■ **Task to complete**: Every line of the material needs an exact copy, apart from the images.

◆ ◆ ◆

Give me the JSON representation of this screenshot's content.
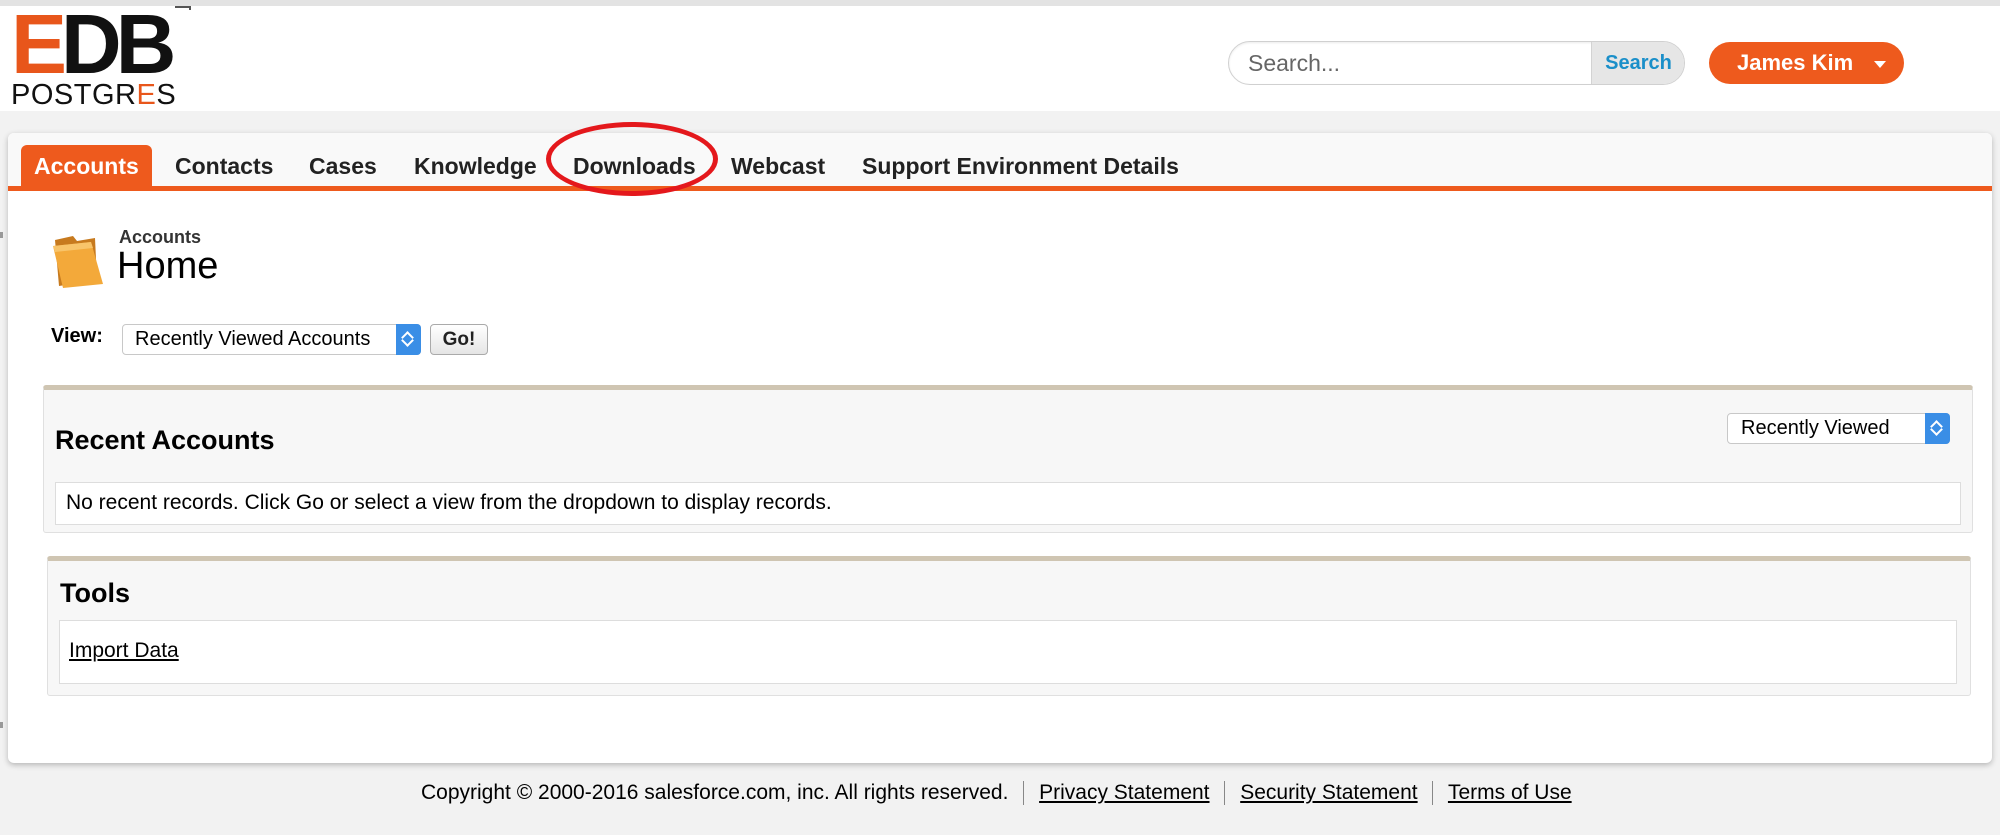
{
  "logo": {
    "brand_main": "EDB",
    "brand_sub_a": "POSTGR",
    "brand_sub_b": "E",
    "brand_sub_c": "S"
  },
  "header": {
    "search_placeholder": "Search...",
    "search_button": "Search",
    "user_name": "James Kim"
  },
  "tabs": [
    {
      "label": "Accounts",
      "active": true
    },
    {
      "label": "Contacts"
    },
    {
      "label": "Cases"
    },
    {
      "label": "Knowledge"
    },
    {
      "label": "Downloads",
      "highlighted": true
    },
    {
      "label": "Webcast"
    },
    {
      "label": "Support Environment Details"
    }
  ],
  "page": {
    "subtitle": "Accounts",
    "title": "Home"
  },
  "view": {
    "label": "View:",
    "selected": "Recently Viewed Accounts",
    "go_button": "Go!"
  },
  "recent_accounts": {
    "title": "Recent Accounts",
    "filter_selected": "Recently Viewed",
    "empty_message": "No recent records. Click Go or select a view from the dropdown to display records."
  },
  "tools": {
    "title": "Tools",
    "link": "Import Data"
  },
  "footer": {
    "copyright": "Copyright © 2000-2016 salesforce.com, inc. All rights reserved.",
    "links": [
      "Privacy Statement",
      "Security Statement",
      "Terms of Use"
    ]
  },
  "colors": {
    "accent": "#ee5a1d",
    "link_blue": "#1a8fc9",
    "annotation_red": "#e4181c",
    "select_blue": "#3a8ee6"
  }
}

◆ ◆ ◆

■ **Answer box**:
Give me the JSON representation of this screenshot's content.
{
  "logo": {
    "brand_main": "EDB",
    "brand_sub_a": "POSTGR",
    "brand_sub_b": "E",
    "brand_sub_c": "S"
  },
  "header": {
    "search_placeholder": "Search...",
    "search_button": "Search",
    "user_name": "James Kim"
  },
  "tabs": [
    {
      "label": "Accounts",
      "active": true
    },
    {
      "label": "Contacts"
    },
    {
      "label": "Cases"
    },
    {
      "label": "Knowledge"
    },
    {
      "label": "Downloads",
      "highlighted": true
    },
    {
      "label": "Webcast"
    },
    {
      "label": "Support Environment Details"
    }
  ],
  "page": {
    "subtitle": "Accounts",
    "title": "Home"
  },
  "view": {
    "label": "View:",
    "selected": "Recently Viewed Accounts",
    "go_button": "Go!"
  },
  "recent_accounts": {
    "title": "Recent Accounts",
    "filter_selected": "Recently Viewed",
    "empty_message": "No recent records. Click Go or select a view from the dropdown to display records."
  },
  "tools": {
    "title": "Tools",
    "link": "Import Data"
  },
  "footer": {
    "copyright": "Copyright © 2000-2016 salesforce.com, inc. All rights reserved.",
    "links": [
      "Privacy Statement",
      "Security Statement",
      "Terms of Use"
    ]
  },
  "colors": {
    "accent": "#ee5a1d",
    "link_blue": "#1a8fc9",
    "annotation_red": "#e4181c",
    "select_blue": "#3a8ee6"
  }
}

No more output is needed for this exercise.